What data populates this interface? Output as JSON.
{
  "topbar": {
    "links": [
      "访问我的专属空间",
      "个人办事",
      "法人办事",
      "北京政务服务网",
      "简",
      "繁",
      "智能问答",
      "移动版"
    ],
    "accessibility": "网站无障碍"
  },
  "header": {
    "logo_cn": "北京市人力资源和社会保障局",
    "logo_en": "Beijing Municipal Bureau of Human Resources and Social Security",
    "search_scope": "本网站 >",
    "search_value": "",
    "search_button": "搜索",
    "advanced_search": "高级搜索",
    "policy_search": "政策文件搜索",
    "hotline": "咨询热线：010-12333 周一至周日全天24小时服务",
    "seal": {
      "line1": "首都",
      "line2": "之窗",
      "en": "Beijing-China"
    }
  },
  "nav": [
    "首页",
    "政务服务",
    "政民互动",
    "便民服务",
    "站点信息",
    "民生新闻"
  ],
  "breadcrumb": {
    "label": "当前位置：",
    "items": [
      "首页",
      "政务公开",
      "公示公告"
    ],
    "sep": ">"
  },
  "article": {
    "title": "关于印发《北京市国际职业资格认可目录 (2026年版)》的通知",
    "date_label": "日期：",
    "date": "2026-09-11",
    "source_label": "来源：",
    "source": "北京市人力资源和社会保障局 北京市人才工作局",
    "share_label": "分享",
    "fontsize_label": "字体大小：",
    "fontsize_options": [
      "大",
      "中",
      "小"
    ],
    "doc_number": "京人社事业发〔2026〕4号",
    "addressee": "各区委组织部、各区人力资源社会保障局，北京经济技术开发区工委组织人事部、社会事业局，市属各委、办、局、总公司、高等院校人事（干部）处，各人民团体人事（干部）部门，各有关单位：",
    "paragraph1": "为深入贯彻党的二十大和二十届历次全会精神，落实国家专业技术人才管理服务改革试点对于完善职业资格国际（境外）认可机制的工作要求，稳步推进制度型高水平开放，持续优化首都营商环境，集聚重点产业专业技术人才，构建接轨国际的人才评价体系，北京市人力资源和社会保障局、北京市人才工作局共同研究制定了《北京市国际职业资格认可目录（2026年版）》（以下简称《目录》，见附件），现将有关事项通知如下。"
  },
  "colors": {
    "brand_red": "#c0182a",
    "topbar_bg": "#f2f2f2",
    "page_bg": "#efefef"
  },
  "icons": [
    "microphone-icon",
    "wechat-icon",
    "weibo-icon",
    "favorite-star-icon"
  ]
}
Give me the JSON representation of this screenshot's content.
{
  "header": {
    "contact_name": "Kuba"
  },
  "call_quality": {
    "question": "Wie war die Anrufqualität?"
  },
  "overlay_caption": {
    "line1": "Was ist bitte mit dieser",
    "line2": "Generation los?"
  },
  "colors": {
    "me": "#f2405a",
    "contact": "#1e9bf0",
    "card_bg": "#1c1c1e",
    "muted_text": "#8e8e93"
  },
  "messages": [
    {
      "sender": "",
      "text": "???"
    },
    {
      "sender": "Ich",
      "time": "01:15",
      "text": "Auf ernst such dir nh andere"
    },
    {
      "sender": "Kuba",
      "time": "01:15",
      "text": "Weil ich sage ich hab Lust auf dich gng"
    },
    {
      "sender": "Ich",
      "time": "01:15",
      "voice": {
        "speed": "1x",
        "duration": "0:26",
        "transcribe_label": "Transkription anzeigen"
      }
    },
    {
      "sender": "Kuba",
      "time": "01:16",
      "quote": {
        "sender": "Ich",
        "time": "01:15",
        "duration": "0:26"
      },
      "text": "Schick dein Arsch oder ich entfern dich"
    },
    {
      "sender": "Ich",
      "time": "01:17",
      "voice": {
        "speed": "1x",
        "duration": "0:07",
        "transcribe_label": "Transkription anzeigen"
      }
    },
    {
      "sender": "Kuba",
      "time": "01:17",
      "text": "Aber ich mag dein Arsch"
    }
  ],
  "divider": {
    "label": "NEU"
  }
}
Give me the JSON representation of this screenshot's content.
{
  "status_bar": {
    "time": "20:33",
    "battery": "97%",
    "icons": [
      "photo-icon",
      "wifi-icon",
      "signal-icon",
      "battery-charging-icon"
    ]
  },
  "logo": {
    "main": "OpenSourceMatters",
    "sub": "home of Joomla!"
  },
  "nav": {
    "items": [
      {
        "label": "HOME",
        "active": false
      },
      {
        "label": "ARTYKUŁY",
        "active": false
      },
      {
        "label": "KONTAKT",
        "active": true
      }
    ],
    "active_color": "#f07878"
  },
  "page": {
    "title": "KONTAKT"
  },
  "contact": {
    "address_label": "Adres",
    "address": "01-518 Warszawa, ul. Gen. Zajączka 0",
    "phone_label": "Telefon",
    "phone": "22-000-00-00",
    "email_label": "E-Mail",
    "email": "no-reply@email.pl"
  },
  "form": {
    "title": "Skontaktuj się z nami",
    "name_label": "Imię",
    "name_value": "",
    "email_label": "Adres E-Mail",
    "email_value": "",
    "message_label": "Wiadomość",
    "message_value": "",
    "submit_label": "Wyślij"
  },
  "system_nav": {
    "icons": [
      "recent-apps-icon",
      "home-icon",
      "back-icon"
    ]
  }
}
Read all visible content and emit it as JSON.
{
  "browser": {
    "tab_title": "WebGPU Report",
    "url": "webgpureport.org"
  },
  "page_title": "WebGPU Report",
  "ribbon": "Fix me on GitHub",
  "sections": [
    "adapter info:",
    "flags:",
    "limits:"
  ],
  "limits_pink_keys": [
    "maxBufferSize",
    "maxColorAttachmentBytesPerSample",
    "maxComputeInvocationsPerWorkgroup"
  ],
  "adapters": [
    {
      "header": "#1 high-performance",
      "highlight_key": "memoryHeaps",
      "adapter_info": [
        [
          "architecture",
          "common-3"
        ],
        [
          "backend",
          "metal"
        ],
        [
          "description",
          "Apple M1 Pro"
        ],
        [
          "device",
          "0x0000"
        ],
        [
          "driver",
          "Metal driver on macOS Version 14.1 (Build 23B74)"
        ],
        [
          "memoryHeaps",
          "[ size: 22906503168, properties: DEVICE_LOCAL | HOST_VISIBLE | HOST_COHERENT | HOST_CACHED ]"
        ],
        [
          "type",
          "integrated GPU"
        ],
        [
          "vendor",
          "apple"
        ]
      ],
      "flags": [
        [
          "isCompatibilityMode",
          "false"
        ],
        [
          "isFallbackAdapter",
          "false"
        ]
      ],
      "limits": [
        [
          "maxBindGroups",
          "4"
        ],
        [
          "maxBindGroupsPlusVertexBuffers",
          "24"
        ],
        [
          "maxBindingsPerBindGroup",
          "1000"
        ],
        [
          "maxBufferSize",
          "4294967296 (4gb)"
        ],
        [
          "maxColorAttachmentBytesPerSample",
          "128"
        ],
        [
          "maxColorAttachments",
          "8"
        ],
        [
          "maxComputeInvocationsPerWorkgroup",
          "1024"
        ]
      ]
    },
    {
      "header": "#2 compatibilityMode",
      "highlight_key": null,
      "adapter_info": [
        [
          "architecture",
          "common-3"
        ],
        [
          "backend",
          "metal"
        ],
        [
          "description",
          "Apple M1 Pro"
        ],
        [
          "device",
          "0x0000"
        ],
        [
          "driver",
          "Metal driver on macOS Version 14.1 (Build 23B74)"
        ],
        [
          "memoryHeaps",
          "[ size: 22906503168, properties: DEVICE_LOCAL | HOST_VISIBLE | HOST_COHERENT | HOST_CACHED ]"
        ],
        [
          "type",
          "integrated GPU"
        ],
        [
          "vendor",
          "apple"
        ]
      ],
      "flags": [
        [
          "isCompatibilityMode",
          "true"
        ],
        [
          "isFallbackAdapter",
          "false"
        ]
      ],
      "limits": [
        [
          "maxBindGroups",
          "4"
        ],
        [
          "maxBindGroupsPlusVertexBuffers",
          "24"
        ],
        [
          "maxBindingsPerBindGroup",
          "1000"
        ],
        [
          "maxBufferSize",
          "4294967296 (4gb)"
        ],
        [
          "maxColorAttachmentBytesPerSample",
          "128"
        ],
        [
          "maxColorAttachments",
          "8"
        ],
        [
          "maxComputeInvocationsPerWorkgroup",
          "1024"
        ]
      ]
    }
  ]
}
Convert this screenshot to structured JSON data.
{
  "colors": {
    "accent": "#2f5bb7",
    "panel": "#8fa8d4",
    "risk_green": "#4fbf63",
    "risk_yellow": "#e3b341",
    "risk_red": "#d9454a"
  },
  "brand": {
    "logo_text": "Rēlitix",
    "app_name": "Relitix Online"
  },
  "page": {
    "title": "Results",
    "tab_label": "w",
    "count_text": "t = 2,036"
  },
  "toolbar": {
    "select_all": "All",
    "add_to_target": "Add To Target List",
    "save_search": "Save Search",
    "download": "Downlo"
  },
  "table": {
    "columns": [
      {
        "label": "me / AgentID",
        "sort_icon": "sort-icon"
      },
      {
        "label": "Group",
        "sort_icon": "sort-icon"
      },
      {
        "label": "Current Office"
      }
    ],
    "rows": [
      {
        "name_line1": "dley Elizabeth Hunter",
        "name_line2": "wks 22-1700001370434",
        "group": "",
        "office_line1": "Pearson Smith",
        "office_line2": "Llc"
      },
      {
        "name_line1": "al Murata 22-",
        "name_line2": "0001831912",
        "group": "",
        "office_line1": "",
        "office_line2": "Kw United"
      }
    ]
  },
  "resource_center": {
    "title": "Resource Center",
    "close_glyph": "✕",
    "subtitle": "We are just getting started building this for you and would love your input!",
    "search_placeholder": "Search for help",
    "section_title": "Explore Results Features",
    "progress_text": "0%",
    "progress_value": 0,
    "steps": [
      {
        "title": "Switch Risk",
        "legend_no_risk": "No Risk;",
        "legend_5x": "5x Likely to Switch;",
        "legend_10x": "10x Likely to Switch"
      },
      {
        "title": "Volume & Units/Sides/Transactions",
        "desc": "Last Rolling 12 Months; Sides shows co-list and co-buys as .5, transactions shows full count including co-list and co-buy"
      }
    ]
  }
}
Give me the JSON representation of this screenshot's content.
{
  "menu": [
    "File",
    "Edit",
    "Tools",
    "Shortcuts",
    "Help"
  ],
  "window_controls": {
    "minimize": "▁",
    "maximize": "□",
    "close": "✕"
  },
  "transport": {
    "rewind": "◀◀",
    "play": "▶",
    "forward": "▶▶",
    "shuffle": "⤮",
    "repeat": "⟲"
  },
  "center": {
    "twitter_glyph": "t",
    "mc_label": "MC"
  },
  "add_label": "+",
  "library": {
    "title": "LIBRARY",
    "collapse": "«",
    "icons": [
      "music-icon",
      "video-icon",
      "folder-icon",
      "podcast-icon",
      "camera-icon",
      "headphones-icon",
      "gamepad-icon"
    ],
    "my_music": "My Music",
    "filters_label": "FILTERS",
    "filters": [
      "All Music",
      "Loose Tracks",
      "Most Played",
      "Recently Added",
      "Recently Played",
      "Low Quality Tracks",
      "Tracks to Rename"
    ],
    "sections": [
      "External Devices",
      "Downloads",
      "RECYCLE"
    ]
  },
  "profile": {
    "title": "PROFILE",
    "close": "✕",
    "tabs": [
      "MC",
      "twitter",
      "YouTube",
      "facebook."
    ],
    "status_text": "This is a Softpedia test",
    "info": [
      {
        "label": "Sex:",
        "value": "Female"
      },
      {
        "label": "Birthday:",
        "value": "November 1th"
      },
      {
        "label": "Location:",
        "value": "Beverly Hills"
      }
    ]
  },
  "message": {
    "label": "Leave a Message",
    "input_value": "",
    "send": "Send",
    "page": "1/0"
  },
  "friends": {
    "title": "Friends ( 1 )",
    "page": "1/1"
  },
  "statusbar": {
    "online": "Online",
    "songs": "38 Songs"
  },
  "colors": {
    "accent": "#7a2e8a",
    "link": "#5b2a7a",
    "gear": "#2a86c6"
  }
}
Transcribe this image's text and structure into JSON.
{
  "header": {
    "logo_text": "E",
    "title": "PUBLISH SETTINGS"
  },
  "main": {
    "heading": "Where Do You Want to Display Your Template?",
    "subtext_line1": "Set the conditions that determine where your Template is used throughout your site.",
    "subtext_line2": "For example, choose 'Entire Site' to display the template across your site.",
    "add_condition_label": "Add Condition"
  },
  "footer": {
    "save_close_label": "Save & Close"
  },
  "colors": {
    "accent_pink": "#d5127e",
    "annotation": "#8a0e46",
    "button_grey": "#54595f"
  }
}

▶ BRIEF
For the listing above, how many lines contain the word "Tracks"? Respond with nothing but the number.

▶ WRITTEN ANSWER
3